The 7th U.S. Circuit Court of Appeals at Chicago has narrowed a nationwide injunction against the Trump administration’s policy withholding grants from alleged “sanctuary cities.”
At the request of U.S. Attorney General Jeff Sessions, the injunction now applies only to Chicago, the case’s plaintiff.
According to Politico, a Justice Department spokesman had previously said the increased use of broad injunctions “creates a dangerous precedent.”
The conflict being litigated arose when the administration attempted to force local jurisdictions to work with federal officials on immigration issues by putting new conditions on DOJ grants.
Last September, U.S. District Judge Harry Leinenweber stopped the Justice Department from putting new conditions on a grant issued to Chicago for law enforcement needs, including vehicles and body cameras, reports the Chicago Sun Times.

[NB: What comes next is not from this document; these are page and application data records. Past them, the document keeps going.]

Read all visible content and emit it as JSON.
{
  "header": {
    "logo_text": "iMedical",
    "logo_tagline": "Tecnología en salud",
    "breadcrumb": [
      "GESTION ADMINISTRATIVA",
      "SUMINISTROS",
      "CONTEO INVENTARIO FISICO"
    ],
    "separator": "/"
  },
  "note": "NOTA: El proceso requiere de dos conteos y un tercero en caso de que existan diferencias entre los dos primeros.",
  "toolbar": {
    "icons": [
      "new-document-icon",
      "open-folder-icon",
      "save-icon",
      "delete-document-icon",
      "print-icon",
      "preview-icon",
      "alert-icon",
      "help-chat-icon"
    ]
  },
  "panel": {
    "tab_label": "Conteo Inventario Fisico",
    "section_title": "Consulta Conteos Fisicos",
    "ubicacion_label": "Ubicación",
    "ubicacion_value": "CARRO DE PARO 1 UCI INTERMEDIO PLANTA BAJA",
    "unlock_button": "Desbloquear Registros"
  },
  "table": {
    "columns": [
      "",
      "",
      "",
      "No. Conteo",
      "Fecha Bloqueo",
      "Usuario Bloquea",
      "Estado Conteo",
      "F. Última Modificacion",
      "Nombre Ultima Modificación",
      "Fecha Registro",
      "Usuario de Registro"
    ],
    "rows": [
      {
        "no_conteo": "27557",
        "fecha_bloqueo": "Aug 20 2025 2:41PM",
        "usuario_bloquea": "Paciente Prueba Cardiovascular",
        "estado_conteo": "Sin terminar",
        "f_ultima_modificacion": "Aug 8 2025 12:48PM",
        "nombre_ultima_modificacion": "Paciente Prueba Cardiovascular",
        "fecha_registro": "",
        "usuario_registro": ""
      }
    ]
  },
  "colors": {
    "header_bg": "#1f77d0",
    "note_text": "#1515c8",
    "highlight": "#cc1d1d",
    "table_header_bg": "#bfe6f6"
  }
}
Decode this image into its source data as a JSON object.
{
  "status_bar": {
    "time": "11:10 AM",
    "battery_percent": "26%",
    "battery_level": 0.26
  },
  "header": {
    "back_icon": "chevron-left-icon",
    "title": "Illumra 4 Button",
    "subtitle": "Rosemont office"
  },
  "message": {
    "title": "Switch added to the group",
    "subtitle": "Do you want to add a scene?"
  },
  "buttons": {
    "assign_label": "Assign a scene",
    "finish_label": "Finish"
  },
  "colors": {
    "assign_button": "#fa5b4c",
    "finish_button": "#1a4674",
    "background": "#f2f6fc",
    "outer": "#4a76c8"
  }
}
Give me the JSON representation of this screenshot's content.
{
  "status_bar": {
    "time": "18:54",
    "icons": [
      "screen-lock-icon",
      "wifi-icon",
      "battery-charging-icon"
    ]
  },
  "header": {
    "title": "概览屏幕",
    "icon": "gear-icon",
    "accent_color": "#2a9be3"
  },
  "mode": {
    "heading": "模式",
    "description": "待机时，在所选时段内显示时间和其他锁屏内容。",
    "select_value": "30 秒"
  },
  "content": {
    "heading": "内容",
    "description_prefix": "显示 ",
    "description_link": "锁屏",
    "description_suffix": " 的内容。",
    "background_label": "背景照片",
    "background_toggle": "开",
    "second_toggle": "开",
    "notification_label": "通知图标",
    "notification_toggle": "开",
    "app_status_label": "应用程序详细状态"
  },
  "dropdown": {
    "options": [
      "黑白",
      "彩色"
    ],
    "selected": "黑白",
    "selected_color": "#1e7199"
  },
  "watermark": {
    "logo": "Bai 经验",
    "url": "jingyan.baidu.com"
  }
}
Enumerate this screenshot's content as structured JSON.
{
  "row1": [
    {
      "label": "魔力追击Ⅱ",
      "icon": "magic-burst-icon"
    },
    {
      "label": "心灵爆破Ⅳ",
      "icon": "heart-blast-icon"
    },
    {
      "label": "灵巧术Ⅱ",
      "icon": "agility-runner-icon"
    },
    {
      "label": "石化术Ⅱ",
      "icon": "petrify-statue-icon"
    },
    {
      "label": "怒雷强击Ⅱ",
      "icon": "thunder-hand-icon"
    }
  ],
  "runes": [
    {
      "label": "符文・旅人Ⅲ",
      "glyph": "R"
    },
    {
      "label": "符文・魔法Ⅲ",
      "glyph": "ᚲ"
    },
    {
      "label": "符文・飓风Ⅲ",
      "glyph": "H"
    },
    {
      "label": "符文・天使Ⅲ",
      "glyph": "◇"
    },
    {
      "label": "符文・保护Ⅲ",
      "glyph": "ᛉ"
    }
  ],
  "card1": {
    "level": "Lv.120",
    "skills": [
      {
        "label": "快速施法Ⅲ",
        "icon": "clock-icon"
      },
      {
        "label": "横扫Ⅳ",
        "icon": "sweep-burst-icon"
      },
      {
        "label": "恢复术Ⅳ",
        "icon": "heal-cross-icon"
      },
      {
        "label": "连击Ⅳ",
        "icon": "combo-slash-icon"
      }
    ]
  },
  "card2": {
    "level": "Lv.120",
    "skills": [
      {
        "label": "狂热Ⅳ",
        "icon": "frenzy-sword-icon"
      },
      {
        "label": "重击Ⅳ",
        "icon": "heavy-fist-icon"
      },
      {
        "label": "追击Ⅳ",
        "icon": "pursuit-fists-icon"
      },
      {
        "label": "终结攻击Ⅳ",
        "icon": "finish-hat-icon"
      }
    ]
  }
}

The two conditions at issue would have required federal access to “any correctional or detention facility in order to meet with an alien … and inquire as to his or her right to be or remain in the United States,” and a 48-hour warning to federal agents before “an alien in the jurisdiction’s custody” is released.
While the DOJ has not released an official statement on their website following this ruling, Sessions gave prepared remarks this week in Los Angeles, calling America’s immigration situation a “crisis.” He also called out Libby Schaaf, the mayor of Oakland, and California Attorney General Xavier Becerra for being too lenient on people living in the country without legal paperwork.
In separate cases, federal judges in Philadelphia and San Francisco have also sided against the Department of Justice’s new grant conditions.
The case in the 7th Circuit will be heard by the full bench on Sept. 6.